Case studies are intensive analyses of an individual unit. Case studies are different from experiments, observations and survey in two different respects: 1) Their idiographic nature, in the respect that they involve making a detailed study of single individuals or instances of something for example a family. 2) The second aspect is it is qualitative data, as opposed to quantitative data. Whilst the numerical measurements are not excluded the emphasis is upon description rather than figures.
Case study methods have been used extensively in psychology for many many years. Amongst the well known users is Sigmund Freud. Freud and other psycho-analysts employed case studies in their compilation of case histories of the patients they treated. An example of one of Freud’s case studies is Little Hans, Hans was the son of one of Freud’s friends (a doctor who was interested in Freud’s work). Hans was terrified of horses and especially afraid of being bitten by one. Freud theorised that in his unconscious mind he had incestuous desires for his mother but was afraid that his father would find out and castrate him as punishment. On a conscious level he expressed his anxiety as a fear of horses which symbolised his father as of biting which symbolised his father. This was then backed with detailed evidence, for example he particularly feared white horses with blinkers and black around the mouth-his father had a black moustache and glasses. It is these case studies that derives theories of personality and the oedipus concept.

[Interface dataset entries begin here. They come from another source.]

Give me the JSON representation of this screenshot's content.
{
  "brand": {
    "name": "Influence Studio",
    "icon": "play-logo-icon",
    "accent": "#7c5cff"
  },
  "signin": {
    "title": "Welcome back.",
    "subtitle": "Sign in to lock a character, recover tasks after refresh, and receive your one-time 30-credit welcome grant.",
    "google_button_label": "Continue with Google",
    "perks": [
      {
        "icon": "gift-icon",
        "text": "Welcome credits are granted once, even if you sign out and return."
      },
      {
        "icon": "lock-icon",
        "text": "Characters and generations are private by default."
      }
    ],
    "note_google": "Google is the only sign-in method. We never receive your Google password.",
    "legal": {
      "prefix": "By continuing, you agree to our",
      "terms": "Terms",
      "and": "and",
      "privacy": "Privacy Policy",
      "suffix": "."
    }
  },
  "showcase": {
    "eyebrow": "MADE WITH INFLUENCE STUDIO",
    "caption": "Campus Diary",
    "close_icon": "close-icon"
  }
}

Some strengths of the case study method are the fact they are so detailed, case studies allow the study of all aspects of an individual case rather than just being concerned with a few measurable characteristics. There is a greater chance that insights might be gained into the nature of behaviour, which might well be missed in other methods of study. Furthermore the descriptions of qualitative data are another advantage, case studies are based more upon description and upon qualitative data, than upon measurement. It is therefore less likely to ignore areas of behaviour which cannot be easily measured.
As with any method of data collection there are also weaknesses. Firstly is the generalizability, because the case study method deals with only one or possibly a few individuals studied in great depth, it is not easy to generalise findings to other people. The results of a study of one individual are really only valid in the case of that individual. Great caution should be taken when generalising to other individuals. Secondly the subjectivity of case studies is a further disadvantage, because they are based on the analysis of qualitative rather than quantitative data, it is in the hands of researchers alone. They are also responsible for deciding what to include in their descriptions and what to omit. This makes it easy for the researchers to leave out what does not support his or her theory. An example of this again is Freud, he was the sole analyst, observer and interpreter of his own observations. It was therefore up to him to interpret what he observed in a way which would support his ideas about the oedipal concepts, which is a major criticism of his work.
Overall case studies are a very effective method of data collection that provide data that is very rich in description that explores areas of behaviour that quantitative data fails to account for however; information does need to be treated with caution when trying to generalise information.